[PROBLEM TO SOLVE] Repeat each line of the records below exactly.

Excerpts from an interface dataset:
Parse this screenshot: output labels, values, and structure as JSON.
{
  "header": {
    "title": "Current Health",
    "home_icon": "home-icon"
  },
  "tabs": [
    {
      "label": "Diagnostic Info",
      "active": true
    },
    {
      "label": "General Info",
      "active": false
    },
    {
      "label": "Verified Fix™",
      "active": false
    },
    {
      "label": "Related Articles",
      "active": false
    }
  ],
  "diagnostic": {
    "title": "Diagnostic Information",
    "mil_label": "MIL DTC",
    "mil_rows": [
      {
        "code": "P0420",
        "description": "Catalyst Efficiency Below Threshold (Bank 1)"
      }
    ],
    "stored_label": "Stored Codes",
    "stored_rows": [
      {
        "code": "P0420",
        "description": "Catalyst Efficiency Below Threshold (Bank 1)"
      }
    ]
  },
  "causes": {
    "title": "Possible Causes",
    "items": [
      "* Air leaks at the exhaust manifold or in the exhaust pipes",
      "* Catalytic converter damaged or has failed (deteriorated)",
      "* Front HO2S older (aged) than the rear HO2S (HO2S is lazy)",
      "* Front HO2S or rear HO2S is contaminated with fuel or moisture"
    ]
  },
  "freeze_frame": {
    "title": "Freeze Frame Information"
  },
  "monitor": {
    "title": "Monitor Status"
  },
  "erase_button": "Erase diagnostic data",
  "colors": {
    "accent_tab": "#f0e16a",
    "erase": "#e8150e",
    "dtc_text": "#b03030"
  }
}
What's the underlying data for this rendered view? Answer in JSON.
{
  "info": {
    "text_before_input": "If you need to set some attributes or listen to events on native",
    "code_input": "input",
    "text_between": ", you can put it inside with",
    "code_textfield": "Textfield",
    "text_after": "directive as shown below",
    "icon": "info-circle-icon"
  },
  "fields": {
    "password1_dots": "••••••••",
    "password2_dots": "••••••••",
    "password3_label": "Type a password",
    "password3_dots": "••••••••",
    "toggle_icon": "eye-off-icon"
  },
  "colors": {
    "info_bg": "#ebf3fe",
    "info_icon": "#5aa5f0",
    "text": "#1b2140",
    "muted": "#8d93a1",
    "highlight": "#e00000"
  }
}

[ANSWER TO THIS TASK]
Parse this screenshot: output labels, values, and structure as JSON.
{
  "header": {
    "title": "Current Health",
    "home_icon": "home-icon"
  },
  "tabs": [
    {
      "label": "Diagnostic Info",
      "active": true
    },
    {
      "label": "General Info",
      "active": false
    },
    {
      "label": "Verified Fix™",
      "active": false
    },
    {
      "label": "Related Articles",
      "active": false
    }
  ],
  "diagnostic": {
    "title": "Diagnostic Information",
    "mil_label": "MIL DTC",
    "mil_rows": [
      {
        "code": "P0420",
        "description": "Catalyst Efficiency Below Threshold (Bank 1)"
      }
    ],
    "stored_label": "Stored Codes",
    "stored_rows": [
      {
        "code": "P0420",
        "description": "Catalyst Efficiency Below Threshold (Bank 1)"
      }
    ]
  },
  "causes": {
    "title": "Possible Causes",
    "items": [
      "* Air leaks at the exhaust manifold or in the exhaust pipes",
      "* Catalytic converter damaged or has failed (deteriorated)",
      "* Front HO2S older (aged) than the rear HO2S (HO2S is lazy)",
      "* Front HO2S or rear HO2S is contaminated with fuel or moisture"
    ]
  },
  "freeze_frame": {
    "title": "Freeze Frame Information"
  },
  "monitor": {
    "title": "Monitor Status"
  },
  "erase_button": "Erase diagnostic data",
  "colors": {
    "accent_tab": "#f0e16a",
    "erase": "#e8150e",
    "dtc_text": "#b03030"
  }
}
What's the underlying data for this rendered view? Answer in JSON.
{
  "info": {
    "text_before_input": "If you need to set some attributes or listen to events on native",
    "code_input": "input",
    "text_between": ", you can put it inside with",
    "code_textfield": "Textfield",
    "text_after": "directive as shown below",
    "icon": "info-circle-icon"
  },
  "fields": {
    "password1_dots": "••••••••",
    "password2_dots": "••••••••",
    "password3_label": "Type a password",
    "password3_dots": "••••••••",
    "toggle_icon": "eye-off-icon"
  },
  "colors": {
    "info_bg": "#ebf3fe",
    "info_icon": "#5aa5f0",
    "text": "#1b2140",
    "muted": "#8d93a1",
    "highlight": "#e00000"
  }
}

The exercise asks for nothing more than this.